Always with cake.
I remember the years I was trying to get pregnant
It reminds me of a time so very long ago, when I was fresh faced and delightfully young, but struggling to get pregnant. Each month I anxiously charted my cycle and obsessively felt and listened to the cues of my body, hoping that my increasingly tight and bloated belly, impulsive craving for chocolate and candy, along with the emotional stability of a connect the dots drawing would yield a clear double line on one of the sticks I had invested a small fortune on.
Those days, weeks, months, years actually, trying to conceive live in a long ago dream/nightmare that thankfully bore fruit. Three times. My beautiful boys are now 18, 15 and almost 13 years old. I am so grateful for them, for this body and every twist of pain. For the hormone drugs and fertility doctor intervention. For the transvaginal stick that told me how my follicles were growing. For the needles that helped propel those eggs out into the fallopian universe. For the turkey baster. For soup that the acupuncturist said would warm my womb, and for the ice cream, I used to soothe my soul.

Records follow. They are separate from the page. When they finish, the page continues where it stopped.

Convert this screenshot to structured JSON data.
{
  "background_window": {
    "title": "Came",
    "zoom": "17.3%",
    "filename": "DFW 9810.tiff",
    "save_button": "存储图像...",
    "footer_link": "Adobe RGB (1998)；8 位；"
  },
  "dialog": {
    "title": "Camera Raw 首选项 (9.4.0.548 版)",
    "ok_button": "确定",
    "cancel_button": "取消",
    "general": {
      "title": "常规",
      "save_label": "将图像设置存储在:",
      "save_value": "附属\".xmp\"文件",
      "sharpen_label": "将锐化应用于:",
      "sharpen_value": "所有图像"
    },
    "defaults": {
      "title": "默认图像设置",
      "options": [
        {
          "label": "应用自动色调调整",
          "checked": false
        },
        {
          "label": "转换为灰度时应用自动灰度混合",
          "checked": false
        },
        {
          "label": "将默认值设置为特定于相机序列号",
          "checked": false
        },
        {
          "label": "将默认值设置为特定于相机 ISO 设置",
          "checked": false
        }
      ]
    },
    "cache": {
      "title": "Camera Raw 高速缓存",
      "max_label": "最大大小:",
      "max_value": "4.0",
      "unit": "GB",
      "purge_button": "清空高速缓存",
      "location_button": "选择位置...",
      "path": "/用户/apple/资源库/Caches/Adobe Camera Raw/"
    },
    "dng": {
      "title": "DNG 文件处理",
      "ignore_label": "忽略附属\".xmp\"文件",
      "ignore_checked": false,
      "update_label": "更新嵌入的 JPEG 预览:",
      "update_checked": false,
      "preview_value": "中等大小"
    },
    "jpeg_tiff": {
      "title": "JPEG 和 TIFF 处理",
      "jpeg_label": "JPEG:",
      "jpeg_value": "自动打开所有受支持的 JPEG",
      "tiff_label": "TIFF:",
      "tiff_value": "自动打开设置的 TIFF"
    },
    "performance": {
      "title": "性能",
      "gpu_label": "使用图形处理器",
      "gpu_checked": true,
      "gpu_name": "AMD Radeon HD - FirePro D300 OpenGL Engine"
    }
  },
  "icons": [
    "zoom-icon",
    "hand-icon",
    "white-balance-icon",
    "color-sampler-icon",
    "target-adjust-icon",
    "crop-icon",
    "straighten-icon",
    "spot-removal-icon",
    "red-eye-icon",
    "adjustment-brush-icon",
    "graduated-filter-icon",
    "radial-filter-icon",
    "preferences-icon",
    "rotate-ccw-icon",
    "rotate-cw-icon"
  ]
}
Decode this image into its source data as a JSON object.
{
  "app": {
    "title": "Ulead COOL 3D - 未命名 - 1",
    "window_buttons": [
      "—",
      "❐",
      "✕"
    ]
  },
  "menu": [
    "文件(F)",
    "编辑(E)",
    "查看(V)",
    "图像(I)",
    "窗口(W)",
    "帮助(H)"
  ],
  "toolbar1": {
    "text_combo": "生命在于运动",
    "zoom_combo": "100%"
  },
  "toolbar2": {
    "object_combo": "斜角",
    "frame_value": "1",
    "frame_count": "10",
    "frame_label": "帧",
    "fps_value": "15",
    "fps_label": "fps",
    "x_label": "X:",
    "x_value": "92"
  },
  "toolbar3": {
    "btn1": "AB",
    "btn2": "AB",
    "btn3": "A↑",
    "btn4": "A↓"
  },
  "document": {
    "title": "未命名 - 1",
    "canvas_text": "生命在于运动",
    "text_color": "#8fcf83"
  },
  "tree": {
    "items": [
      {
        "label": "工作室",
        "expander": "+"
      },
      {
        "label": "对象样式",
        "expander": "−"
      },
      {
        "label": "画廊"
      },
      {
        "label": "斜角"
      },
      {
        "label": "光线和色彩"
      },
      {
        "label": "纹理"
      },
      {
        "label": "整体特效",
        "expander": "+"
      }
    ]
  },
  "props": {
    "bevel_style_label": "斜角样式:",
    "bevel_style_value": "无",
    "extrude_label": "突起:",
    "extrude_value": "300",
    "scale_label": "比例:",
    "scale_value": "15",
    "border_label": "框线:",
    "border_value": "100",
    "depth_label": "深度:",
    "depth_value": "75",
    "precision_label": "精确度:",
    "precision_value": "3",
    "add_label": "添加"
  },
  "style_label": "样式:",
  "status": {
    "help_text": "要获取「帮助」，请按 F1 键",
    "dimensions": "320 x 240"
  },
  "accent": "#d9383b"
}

My stomach tweaks; a boa constrictor around my already aged and overwrought ovaries. Is it my impending period? Or just another tense, uncomfortable day waiting for it to come, or not come.

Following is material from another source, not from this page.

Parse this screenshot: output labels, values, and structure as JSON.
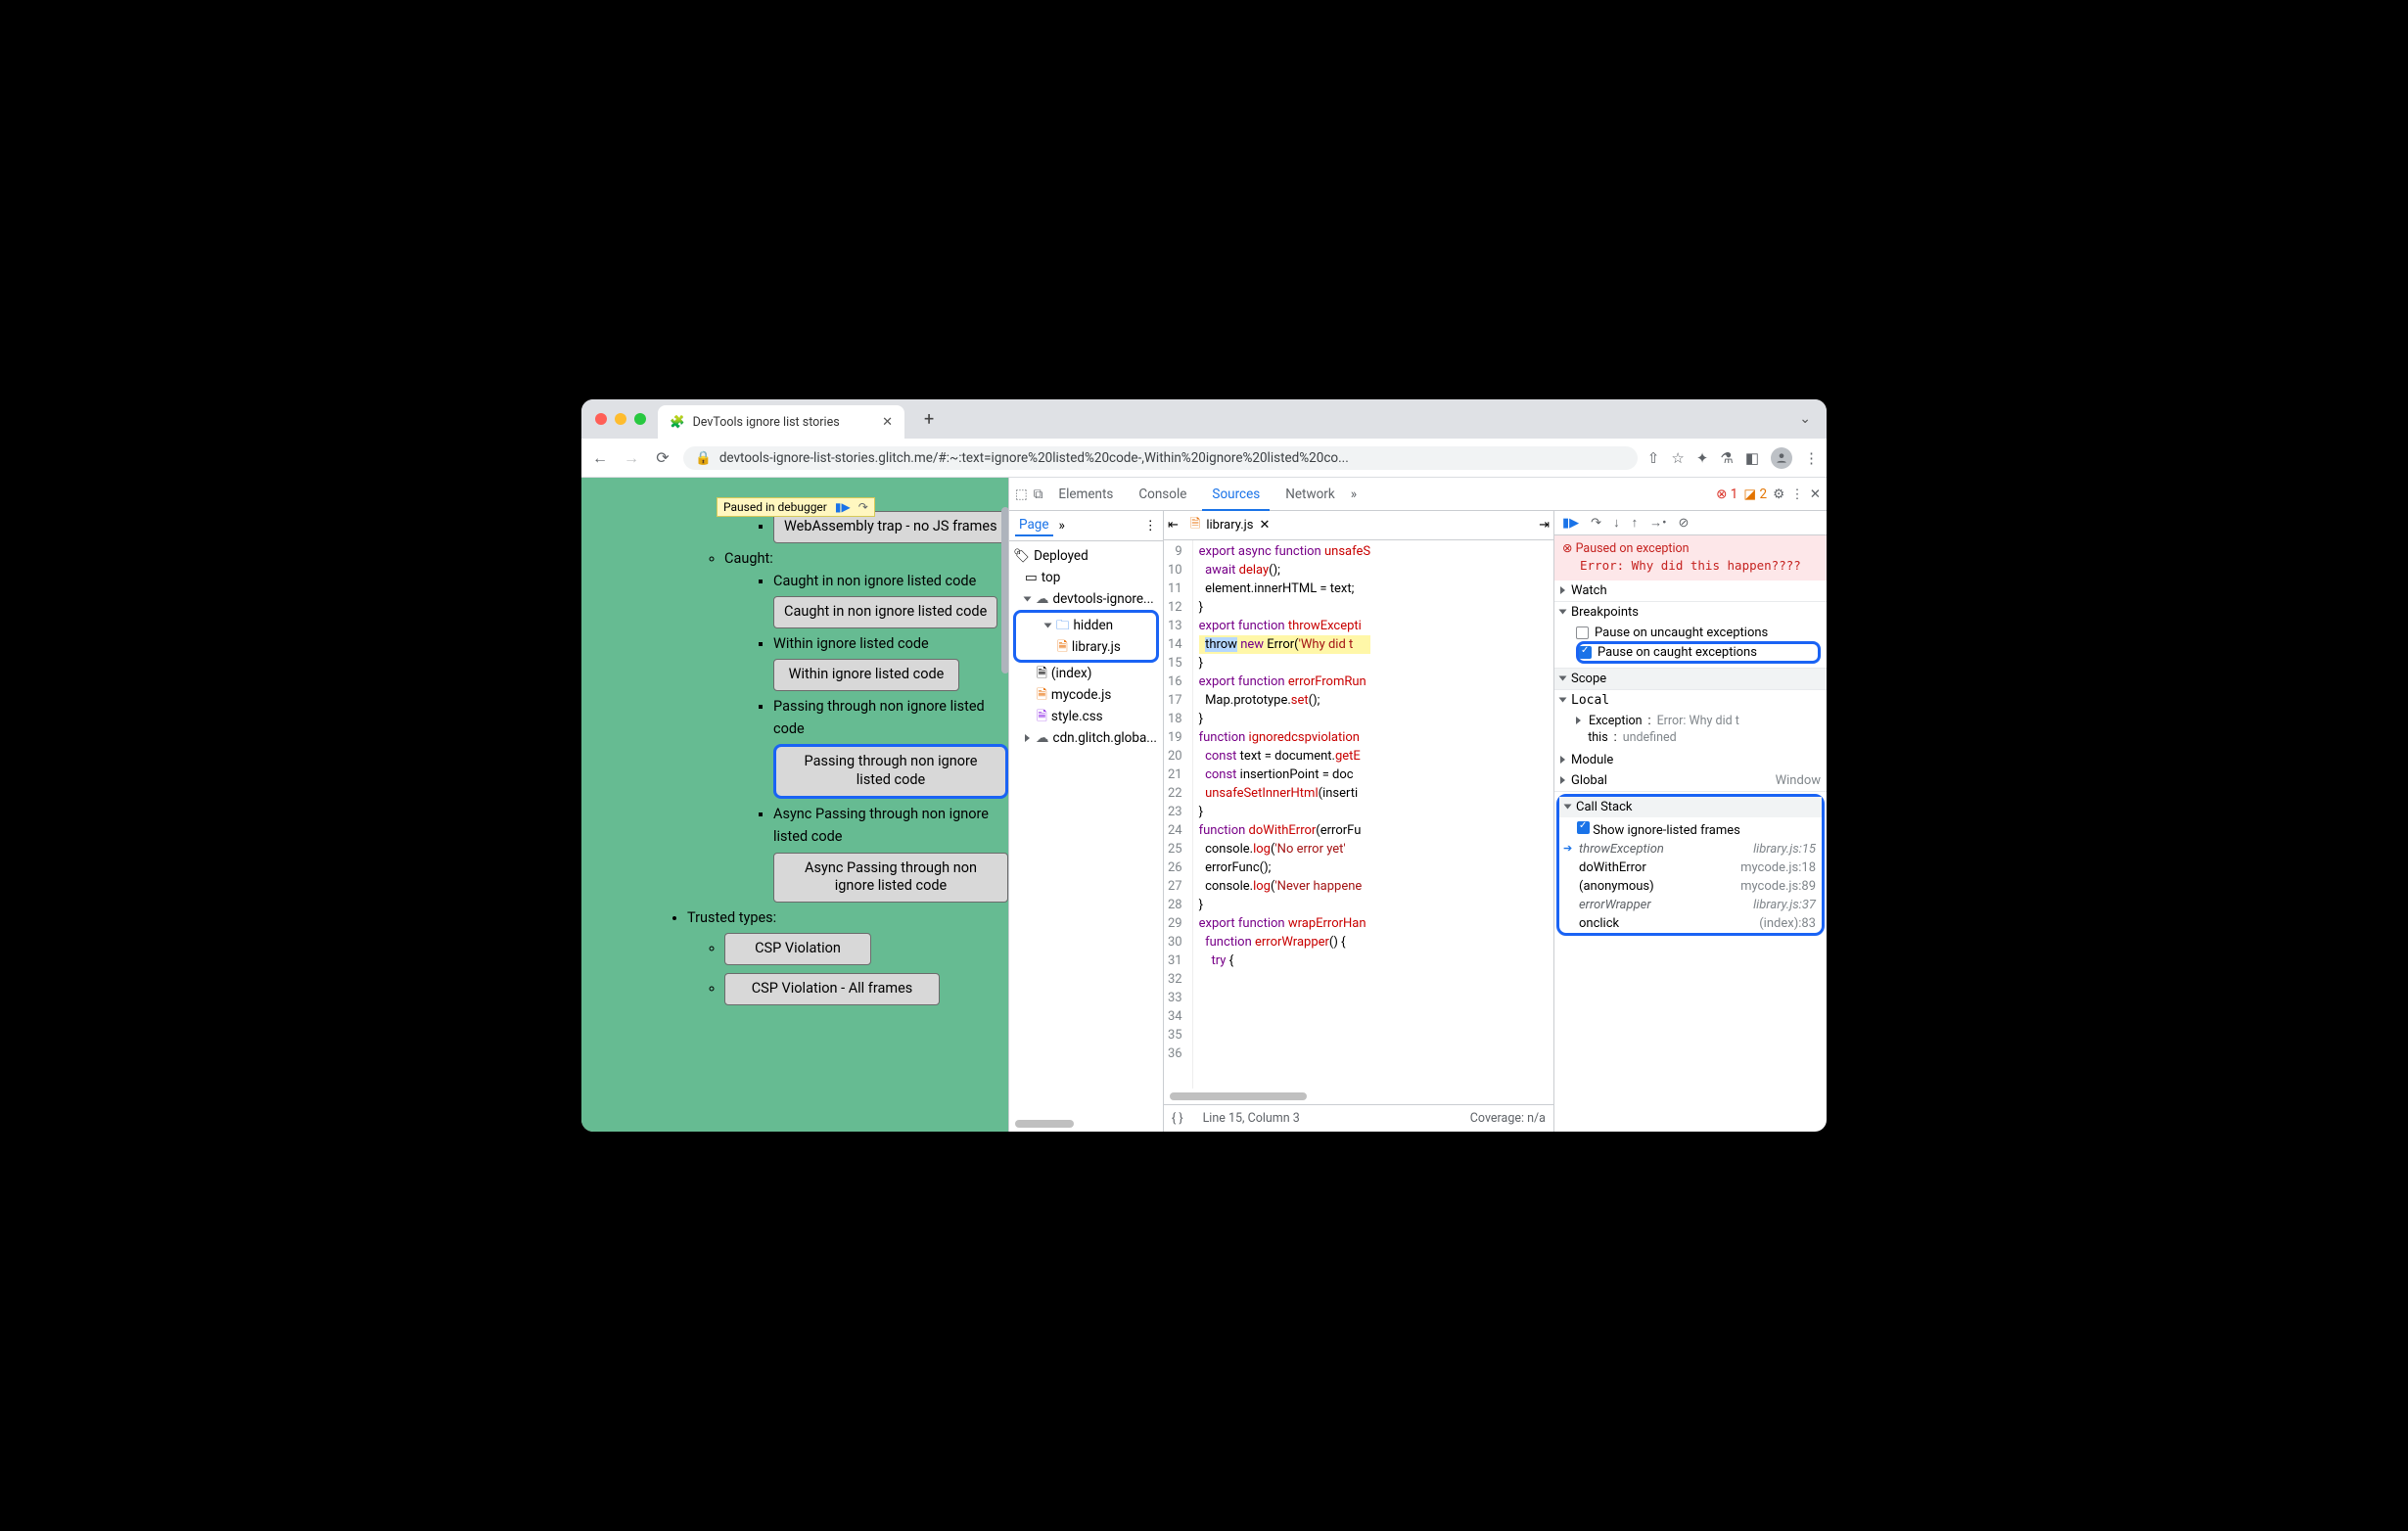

So similar to those decades ago, but without the hope, and also without the pain of hope. Now, all I am waiting to find out is if my three pounds are a result of a new middle age metabolism or the fading cycles of youth. Um, I’ll take what’s behind door number three, Monty.
Watching your kids grow up is both beautiful and painful

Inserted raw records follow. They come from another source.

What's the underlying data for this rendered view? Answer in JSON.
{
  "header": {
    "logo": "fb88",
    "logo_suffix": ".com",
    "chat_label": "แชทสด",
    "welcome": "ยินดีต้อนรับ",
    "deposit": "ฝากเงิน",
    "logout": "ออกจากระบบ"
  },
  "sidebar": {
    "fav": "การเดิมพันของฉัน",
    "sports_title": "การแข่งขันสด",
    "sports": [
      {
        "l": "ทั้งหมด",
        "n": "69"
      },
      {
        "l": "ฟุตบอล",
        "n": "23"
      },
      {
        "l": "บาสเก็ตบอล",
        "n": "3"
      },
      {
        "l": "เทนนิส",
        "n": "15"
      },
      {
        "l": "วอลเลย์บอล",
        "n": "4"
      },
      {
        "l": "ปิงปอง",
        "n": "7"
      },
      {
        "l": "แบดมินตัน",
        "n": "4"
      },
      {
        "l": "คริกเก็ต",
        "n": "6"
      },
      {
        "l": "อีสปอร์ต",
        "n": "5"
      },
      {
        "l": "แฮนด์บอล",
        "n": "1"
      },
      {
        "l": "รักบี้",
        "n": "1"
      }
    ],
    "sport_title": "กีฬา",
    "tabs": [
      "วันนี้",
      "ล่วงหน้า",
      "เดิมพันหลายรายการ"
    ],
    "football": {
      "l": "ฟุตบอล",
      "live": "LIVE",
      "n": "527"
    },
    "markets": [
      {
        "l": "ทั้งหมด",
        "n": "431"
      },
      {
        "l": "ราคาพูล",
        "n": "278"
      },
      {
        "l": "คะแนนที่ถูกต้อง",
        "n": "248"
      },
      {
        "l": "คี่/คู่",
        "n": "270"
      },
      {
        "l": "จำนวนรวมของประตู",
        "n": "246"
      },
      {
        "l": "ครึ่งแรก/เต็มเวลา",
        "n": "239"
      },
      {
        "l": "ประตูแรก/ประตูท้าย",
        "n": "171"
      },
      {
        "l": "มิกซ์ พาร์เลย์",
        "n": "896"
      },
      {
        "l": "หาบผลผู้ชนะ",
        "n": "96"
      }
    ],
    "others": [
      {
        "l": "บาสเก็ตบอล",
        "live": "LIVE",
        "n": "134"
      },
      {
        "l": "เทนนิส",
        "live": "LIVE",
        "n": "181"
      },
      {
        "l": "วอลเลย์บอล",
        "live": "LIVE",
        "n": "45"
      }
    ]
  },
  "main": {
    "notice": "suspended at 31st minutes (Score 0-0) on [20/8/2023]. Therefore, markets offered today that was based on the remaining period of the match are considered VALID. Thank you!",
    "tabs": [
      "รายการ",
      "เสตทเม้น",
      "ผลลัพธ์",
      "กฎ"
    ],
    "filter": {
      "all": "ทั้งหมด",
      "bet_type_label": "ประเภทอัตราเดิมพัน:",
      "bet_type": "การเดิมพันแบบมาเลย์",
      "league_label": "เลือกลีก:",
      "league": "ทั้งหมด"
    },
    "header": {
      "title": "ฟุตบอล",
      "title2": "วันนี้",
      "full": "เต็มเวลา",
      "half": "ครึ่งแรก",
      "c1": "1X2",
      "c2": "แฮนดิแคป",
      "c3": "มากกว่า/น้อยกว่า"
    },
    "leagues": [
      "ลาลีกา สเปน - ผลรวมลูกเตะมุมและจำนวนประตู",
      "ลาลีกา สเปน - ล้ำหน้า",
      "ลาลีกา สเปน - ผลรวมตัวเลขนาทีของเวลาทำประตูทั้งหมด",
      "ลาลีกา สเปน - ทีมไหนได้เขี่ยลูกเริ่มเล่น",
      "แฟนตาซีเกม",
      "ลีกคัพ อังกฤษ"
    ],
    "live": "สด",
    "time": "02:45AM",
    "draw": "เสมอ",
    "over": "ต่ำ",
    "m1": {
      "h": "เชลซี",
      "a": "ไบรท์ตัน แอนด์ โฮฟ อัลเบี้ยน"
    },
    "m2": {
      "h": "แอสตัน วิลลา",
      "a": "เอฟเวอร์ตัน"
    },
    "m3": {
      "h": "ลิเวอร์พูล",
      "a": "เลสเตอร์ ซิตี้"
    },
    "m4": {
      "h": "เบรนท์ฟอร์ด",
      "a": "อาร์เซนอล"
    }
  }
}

I’m rooting for the fading cycles. Because when they are gone, I think I’m going to feel very empty. Growing up and watching your children grow up is the most beautiful painful experience. They come into this world yours. They need you for life, love, and maybe to surreptitiously scour ebay for the exact cat Beanie Baby that they couldn’t bear to lose but did.
They need you to sneak them an extra rainbow sprinkle cookie. A note in their lunchbox, love mommy. To cuddle watching Fox and Hound for the 142nd time. To bake the special cupcakes. To order the pizza. Schlepp here and there and back here again. Test for their vocab quizzes. Listen to them chant the their bar mitzvah portion. Cheer your ever loving head off at their baseball games. Or sit silently, anxiously biting your nails. Edit the college essay. Meet the girlfriend. Wave goodbye.
I might cry. I feel the sadness well. Could be the hormones! Could be. Or maybe I’m just feeling both full and empty. My grandma always said, getting older wasn’t for wusses. I believed her. She was a tough talking, no-nonsense broad with a shock of red hair and a mouth to match.
She’d tell me, in no uncertain terms, that the weight looked good on me and was actually better for my health, then she’d poke at my boys till they giggled and dish out bowls of chocolate ice cream for everyone. Life, she’d say, is for living.
Getting older brings some changes, not all desirable
She’s right, of course (She always was). But getting older brings change. Not all of it pretty. Still, it’s better than the alternative. Another thing Grandma was fond of saying. I really miss her. And those younger wonder years where my boys were little, my father alive to torture me, and both my body and metabolism operated with a little more kick.
Instead, I am now more than a half century old. Lucky enough to have smart and sassy children growing into adults who have their own fascinating thoughts and ideas. A husband who has weathered a million storms and still stands by my side. True friends who understand and love me. Boundaries to say no to things I don’t want to do. And gratitude for almost everything – the sun on my face, the light of the moon in a night sky, a double scoop of coffee Oreo ice cream.
Turns out, the scale is not always in balance. Life is filled with ups and downs, and we’ve just got to stomach them all.